(Data about app and page elements)
════════════════

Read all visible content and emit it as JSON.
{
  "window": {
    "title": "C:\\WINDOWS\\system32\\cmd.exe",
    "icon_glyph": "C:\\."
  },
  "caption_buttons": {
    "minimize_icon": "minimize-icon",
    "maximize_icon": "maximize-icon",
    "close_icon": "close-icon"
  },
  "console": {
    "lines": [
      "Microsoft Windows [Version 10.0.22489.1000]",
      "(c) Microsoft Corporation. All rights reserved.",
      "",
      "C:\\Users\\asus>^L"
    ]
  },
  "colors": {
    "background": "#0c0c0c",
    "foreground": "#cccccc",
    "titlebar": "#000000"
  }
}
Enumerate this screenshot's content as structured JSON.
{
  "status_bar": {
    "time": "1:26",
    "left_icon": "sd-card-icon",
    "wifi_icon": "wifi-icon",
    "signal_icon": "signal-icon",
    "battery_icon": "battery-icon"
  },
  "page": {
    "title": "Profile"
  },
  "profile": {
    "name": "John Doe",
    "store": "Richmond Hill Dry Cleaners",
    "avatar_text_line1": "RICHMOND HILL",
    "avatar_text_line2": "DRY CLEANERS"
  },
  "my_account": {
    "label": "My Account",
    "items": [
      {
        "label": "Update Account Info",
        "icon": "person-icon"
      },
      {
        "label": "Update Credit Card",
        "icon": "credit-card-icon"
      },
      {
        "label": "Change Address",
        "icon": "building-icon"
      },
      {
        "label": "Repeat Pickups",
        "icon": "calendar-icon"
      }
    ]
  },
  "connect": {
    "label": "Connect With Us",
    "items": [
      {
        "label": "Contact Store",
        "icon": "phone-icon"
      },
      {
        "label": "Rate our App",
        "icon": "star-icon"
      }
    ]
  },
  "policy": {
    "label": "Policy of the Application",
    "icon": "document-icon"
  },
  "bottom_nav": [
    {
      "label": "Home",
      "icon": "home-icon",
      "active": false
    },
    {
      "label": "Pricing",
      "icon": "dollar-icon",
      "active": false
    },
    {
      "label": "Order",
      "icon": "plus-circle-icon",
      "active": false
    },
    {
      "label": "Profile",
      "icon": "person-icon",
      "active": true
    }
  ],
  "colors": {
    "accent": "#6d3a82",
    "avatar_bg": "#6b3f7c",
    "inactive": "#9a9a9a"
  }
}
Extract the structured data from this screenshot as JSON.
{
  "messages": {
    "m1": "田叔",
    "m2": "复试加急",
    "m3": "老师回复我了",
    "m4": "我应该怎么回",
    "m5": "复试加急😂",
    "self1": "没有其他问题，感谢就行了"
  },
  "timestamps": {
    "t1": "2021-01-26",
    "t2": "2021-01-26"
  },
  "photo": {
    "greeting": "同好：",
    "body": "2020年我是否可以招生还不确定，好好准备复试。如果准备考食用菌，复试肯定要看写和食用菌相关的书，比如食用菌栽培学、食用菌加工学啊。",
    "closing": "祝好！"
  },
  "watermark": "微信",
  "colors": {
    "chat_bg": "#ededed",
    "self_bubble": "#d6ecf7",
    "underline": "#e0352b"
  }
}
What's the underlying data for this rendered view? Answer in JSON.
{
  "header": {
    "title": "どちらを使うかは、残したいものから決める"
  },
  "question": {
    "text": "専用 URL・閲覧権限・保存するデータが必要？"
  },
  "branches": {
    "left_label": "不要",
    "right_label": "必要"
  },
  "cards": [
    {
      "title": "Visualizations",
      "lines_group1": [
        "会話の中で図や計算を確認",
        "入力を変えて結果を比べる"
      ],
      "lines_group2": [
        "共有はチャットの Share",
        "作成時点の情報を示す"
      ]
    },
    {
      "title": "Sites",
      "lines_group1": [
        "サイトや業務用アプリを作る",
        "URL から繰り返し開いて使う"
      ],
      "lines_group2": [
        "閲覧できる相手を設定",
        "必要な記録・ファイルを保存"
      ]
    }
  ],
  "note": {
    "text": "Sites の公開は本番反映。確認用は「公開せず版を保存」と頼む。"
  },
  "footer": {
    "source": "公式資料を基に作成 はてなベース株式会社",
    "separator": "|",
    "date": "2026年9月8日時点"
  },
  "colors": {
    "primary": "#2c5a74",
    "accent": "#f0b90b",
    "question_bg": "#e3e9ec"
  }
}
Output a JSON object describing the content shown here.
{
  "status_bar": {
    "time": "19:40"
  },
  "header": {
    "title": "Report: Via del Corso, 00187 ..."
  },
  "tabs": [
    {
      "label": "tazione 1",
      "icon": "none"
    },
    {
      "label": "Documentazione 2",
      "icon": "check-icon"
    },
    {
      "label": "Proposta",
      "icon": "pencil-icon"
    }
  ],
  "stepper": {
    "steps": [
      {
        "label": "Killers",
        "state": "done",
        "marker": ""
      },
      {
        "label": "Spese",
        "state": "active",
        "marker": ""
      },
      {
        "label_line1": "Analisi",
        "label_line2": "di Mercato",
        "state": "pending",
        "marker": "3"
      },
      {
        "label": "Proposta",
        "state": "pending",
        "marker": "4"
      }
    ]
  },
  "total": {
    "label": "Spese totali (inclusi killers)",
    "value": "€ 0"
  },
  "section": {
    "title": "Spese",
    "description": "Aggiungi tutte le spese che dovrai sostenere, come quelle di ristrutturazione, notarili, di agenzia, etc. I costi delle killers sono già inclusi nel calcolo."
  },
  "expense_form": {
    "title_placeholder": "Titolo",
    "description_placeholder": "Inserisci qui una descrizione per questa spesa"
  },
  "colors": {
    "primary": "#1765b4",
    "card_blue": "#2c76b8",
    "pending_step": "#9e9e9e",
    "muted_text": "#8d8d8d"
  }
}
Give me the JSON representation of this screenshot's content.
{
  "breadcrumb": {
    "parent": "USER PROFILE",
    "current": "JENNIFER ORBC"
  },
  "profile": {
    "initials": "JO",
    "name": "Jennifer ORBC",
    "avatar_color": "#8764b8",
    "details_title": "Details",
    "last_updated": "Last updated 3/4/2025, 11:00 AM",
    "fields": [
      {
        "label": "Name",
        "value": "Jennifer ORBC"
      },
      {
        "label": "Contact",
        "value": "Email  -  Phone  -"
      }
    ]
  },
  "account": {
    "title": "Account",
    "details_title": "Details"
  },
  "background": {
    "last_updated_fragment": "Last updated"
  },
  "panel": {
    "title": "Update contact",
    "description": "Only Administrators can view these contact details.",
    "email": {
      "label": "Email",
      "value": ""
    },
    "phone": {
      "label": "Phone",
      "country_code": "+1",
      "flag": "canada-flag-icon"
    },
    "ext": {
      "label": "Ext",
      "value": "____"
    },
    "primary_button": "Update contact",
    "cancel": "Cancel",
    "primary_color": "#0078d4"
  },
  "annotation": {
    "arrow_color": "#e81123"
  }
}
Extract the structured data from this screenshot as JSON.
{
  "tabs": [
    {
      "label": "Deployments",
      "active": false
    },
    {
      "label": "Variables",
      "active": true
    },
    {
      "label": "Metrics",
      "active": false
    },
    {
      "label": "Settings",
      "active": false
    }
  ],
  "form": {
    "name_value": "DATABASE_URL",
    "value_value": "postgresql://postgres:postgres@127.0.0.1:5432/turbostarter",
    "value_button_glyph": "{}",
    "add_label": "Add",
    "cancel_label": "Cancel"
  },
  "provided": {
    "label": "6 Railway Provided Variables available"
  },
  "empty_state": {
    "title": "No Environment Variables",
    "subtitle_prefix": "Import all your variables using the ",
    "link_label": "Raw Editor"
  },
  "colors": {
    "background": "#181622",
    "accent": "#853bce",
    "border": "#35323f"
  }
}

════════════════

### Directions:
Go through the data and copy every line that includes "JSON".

### Result for this exercise:
Read all visible content and emit it as JSON.
Enumerate this screenshot's content as structured JSON.
Extract the structured data from this screenshot as JSON.
What's the underlying data for this rendered view? Answer in JSON.
Output a JSON object describing the content shown here.
Give me the JSON representation of this screenshot's content.
Extract the structured data from this screenshot as JSON.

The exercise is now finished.